■ **Task to complete**
Go through the records below and restate each one word for word.

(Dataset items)

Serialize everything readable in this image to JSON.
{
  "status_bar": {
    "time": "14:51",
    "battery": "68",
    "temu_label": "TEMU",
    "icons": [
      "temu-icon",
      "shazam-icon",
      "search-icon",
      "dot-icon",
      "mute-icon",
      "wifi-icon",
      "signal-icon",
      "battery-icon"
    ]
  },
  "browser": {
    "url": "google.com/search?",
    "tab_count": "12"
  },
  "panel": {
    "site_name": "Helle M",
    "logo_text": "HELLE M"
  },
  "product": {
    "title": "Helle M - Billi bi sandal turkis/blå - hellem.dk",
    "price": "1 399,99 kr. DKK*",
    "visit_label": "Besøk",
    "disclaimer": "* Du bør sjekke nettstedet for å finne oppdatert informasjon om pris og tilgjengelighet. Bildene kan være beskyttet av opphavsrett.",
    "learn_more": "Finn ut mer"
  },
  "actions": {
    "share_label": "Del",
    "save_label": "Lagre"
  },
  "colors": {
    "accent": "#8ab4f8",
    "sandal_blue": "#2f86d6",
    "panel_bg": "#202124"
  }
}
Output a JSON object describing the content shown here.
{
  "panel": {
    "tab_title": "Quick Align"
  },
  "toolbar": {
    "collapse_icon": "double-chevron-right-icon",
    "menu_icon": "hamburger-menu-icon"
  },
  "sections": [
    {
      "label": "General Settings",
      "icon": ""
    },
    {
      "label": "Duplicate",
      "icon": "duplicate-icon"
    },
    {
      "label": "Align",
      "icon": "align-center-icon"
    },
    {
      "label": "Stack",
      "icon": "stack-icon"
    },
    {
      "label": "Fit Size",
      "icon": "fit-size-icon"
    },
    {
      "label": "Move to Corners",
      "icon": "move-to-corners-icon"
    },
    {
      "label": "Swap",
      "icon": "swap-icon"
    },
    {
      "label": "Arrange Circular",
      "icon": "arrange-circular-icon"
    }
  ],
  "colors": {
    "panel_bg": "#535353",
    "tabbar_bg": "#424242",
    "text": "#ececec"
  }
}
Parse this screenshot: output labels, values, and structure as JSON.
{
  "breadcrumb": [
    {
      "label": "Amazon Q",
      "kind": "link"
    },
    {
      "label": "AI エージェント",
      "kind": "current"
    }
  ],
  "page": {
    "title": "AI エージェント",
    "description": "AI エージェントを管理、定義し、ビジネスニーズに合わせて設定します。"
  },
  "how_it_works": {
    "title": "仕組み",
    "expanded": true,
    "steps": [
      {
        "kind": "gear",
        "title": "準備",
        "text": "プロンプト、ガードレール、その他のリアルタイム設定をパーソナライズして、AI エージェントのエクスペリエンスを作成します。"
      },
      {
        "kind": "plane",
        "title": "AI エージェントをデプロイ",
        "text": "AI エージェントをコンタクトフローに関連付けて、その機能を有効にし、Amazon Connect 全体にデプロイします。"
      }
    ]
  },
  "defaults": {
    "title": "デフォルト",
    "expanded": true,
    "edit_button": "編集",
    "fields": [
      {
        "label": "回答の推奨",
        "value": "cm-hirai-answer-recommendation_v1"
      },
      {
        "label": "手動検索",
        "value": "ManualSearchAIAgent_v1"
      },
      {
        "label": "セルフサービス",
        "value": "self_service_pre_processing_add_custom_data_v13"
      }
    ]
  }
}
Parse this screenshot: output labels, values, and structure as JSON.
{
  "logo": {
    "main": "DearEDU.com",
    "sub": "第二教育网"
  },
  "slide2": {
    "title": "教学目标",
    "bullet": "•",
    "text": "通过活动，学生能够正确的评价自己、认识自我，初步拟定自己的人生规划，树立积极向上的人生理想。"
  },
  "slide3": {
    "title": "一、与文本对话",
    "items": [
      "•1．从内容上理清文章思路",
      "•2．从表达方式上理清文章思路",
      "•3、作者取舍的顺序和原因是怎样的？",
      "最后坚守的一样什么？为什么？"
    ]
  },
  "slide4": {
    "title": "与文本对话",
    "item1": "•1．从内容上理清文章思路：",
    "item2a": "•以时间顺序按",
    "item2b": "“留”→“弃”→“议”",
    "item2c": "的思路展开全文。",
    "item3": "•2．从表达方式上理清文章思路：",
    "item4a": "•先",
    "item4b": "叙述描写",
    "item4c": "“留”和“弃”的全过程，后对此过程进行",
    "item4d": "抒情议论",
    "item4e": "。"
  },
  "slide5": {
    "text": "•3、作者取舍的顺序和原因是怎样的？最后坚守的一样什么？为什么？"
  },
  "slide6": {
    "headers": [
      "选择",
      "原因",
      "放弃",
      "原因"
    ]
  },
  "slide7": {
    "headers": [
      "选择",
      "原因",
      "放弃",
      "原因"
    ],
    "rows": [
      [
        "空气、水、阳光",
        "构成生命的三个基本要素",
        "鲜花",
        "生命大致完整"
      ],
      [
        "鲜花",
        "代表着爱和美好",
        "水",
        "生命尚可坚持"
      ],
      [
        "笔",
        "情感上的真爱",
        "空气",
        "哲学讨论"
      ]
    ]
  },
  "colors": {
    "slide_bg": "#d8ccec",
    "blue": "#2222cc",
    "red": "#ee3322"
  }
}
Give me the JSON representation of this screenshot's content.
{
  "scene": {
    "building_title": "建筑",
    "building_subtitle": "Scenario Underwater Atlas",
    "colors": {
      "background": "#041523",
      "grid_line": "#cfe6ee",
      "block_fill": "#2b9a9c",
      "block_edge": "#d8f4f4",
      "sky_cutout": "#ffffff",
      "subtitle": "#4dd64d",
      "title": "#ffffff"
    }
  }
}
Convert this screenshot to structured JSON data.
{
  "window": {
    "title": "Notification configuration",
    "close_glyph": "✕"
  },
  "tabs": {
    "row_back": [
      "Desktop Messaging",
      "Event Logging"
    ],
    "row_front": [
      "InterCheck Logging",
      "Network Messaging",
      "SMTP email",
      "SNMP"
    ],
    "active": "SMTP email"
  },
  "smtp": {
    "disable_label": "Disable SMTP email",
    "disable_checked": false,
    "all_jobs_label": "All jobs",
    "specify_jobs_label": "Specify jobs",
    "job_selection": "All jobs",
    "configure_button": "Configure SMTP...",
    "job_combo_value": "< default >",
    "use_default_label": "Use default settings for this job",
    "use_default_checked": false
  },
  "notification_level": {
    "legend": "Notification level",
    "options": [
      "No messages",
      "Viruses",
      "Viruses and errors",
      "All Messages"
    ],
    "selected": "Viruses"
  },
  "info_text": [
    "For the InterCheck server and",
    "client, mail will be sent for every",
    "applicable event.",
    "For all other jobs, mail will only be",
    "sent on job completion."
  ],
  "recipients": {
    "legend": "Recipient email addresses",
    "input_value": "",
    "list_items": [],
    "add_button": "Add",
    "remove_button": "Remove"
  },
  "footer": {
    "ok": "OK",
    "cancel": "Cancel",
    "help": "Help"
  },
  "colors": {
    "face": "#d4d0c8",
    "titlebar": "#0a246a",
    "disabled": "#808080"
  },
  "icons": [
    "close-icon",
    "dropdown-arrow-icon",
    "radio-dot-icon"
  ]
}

■ **Response to the exercise**
Serialize everything readable in this image to JSON.
{
  "status_bar": {
    "time": "14:51",
    "battery": "68",
    "temu_label": "TEMU",
    "icons": [
      "temu-icon",
      "shazam-icon",
      "search-icon",
      "dot-icon",
      "mute-icon",
      "wifi-icon",
      "signal-icon",
      "battery-icon"
    ]
  },
  "browser": {
    "url": "google.com/search?",
    "tab_count": "12"
  },
  "panel": {
    "site_name": "Helle M",
    "logo_text": "HELLE M"
  },
  "product": {
    "title": "Helle M - Billi bi sandal turkis/blå - hellem.dk",
    "price": "1 399,99 kr. DKK*",
    "visit_label": "Besøk",
    "disclaimer": "* Du bør sjekke nettstedet for å finne oppdatert informasjon om pris og tilgjengelighet. Bildene kan være beskyttet av opphavsrett.",
    "learn_more": "Finn ut mer"
  },
  "actions": {
    "share_label": "Del",
    "save_label": "Lagre"
  },
  "colors": {
    "accent": "#8ab4f8",
    "sandal_blue": "#2f86d6",
    "panel_bg": "#202124"
  }
}
Output a JSON object describing the content shown here.
{
  "panel": {
    "tab_title": "Quick Align"
  },
  "toolbar": {
    "collapse_icon": "double-chevron-right-icon",
    "menu_icon": "hamburger-menu-icon"
  },
  "sections": [
    {
      "label": "General Settings",
      "icon": ""
    },
    {
      "label": "Duplicate",
      "icon": "duplicate-icon"
    },
    {
      "label": "Align",
      "icon": "align-center-icon"
    },
    {
      "label": "Stack",
      "icon": "stack-icon"
    },
    {
      "label": "Fit Size",
      "icon": "fit-size-icon"
    },
    {
      "label": "Move to Corners",
      "icon": "move-to-corners-icon"
    },
    {
      "label": "Swap",
      "icon": "swap-icon"
    },
    {
      "label": "Arrange Circular",
      "icon": "arrange-circular-icon"
    }
  ],
  "colors": {
    "panel_bg": "#535353",
    "tabbar_bg": "#424242",
    "text": "#ececec"
  }
}
Parse this screenshot: output labels, values, and structure as JSON.
{
  "breadcrumb": [
    {
      "label": "Amazon Q",
      "kind": "link"
    },
    {
      "label": "AI エージェント",
      "kind": "current"
    }
  ],
  "page": {
    "title": "AI エージェント",
    "description": "AI エージェントを管理、定義し、ビジネスニーズに合わせて設定します。"
  },
  "how_it_works": {
    "title": "仕組み",
    "expanded": true,
    "steps": [
      {
        "kind": "gear",
        "title": "準備",
        "text": "プロンプト、ガードレール、その他のリアルタイム設定をパーソナライズして、AI エージェントのエクスペリエンスを作成します。"
      },
      {
        "kind": "plane",
        "title": "AI エージェントをデプロイ",
        "text": "AI エージェントをコンタクトフローに関連付けて、その機能を有効にし、Amazon Connect 全体にデプロイします。"
      }
    ]
  },
  "defaults": {
    "title": "デフォルト",
    "expanded": true,
    "edit_button": "編集",
    "fields": [
      {
        "label": "回答の推奨",
        "value": "cm-hirai-answer-recommendation_v1"
      },
      {
        "label": "手動検索",
        "value": "ManualSearchAIAgent_v1"
      },
      {
        "label": "セルフサービス",
        "value": "self_service_pre_processing_add_custom_data_v13"
      }
    ]
  }
}
Parse this screenshot: output labels, values, and structure as JSON.
{
  "logo": {
    "main": "DearEDU.com",
    "sub": "第二教育网"
  },
  "slide2": {
    "title": "教学目标",
    "bullet": "•",
    "text": "通过活动，学生能够正确的评价自己、认识自我，初步拟定自己的人生规划，树立积极向上的人生理想。"
  },
  "slide3": {
    "title": "一、与文本对话",
    "items": [
      "•1．从内容上理清文章思路",
      "•2．从表达方式上理清文章思路",
      "•3、作者取舍的顺序和原因是怎样的？",
      "最后坚守的一样什么？为什么？"
    ]
  },
  "slide4": {
    "title": "与文本对话",
    "item1": "•1．从内容上理清文章思路：",
    "item2a": "•以时间顺序按",
    "item2b": "“留”→“弃”→“议”",
    "item2c": "的思路展开全文。",
    "item3": "•2．从表达方式上理清文章思路：",
    "item4a": "•先",
    "item4b": "叙述描写",
    "item4c": "“留”和“弃”的全过程，后对此过程进行",
    "item4d": "抒情议论",
    "item4e": "。"
  },
  "slide5": {
    "text": "•3、作者取舍的顺序和原因是怎样的？最后坚守的一样什么？为什么？"
  },
  "slide6": {
    "headers": [
      "选择",
      "原因",
      "放弃",
      "原因"
    ]
  },
  "slide7": {
    "headers": [
      "选择",
      "原因",
      "放弃",
      "原因"
    ],
    "rows": [
      [
        "空气、水、阳光",
        "构成生命的三个基本要素",
        "鲜花",
        "生命大致完整"
      ],
      [
        "鲜花",
        "代表着爱和美好",
        "水",
        "生命尚可坚持"
      ],
      [
        "笔",
        "情感上的真爱",
        "空气",
        "哲学讨论"
      ]
    ]
  },
  "colors": {
    "slide_bg": "#d8ccec",
    "blue": "#2222cc",
    "red": "#ee3322"
  }
}
Give me the JSON representation of this screenshot's content.
{
  "scene": {
    "building_title": "建筑",
    "building_subtitle": "Scenario Underwater Atlas",
    "colors": {
      "background": "#041523",
      "grid_line": "#cfe6ee",
      "block_fill": "#2b9a9c",
      "block_edge": "#d8f4f4",
      "sky_cutout": "#ffffff",
      "subtitle": "#4dd64d",
      "title": "#ffffff"
    }
  }
}
Convert this screenshot to structured JSON data.
{
  "window": {
    "title": "Notification configuration",
    "close_glyph": "✕"
  },
  "tabs": {
    "row_back": [
      "Desktop Messaging",
      "Event Logging"
    ],
    "row_front": [
      "InterCheck Logging",
      "Network Messaging",
      "SMTP email",
      "SNMP"
    ],
    "active": "SMTP email"
  },
  "smtp": {
    "disable_label": "Disable SMTP email",
    "disable_checked": false,
    "all_jobs_label": "All jobs",
    "specify_jobs_label": "Specify jobs",
    "job_selection": "All jobs",
    "configure_button": "Configure SMTP...",
    "job_combo_value": "< default >",
    "use_default_label": "Use default settings for this job",
    "use_default_checked": false
  },
  "notification_level": {
    "legend": "Notification level",
    "options": [
      "No messages",
      "Viruses",
      "Viruses and errors",
      "All Messages"
    ],
    "selected": "Viruses"
  },
  "info_text": [
    "For the InterCheck server and",
    "client, mail will be sent for every",
    "applicable event.",
    "For all other jobs, mail will only be",
    "sent on job completion."
  ],
  "recipients": {
    "legend": "Recipient email addresses",
    "input_value": "",
    "list_items": [],
    "add_button": "Add",
    "remove_button": "Remove"
  },
  "footer": {
    "ok": "OK",
    "cancel": "Cancel",
    "help": "Help"
  },
  "colors": {
    "face": "#d4d0c8",
    "titlebar": "#0a246a",
    "disabled": "#808080"
  },
  "icons": [
    "close-icon",
    "dropdown-arrow-icon",
    "radio-dot-icon"
  ]
}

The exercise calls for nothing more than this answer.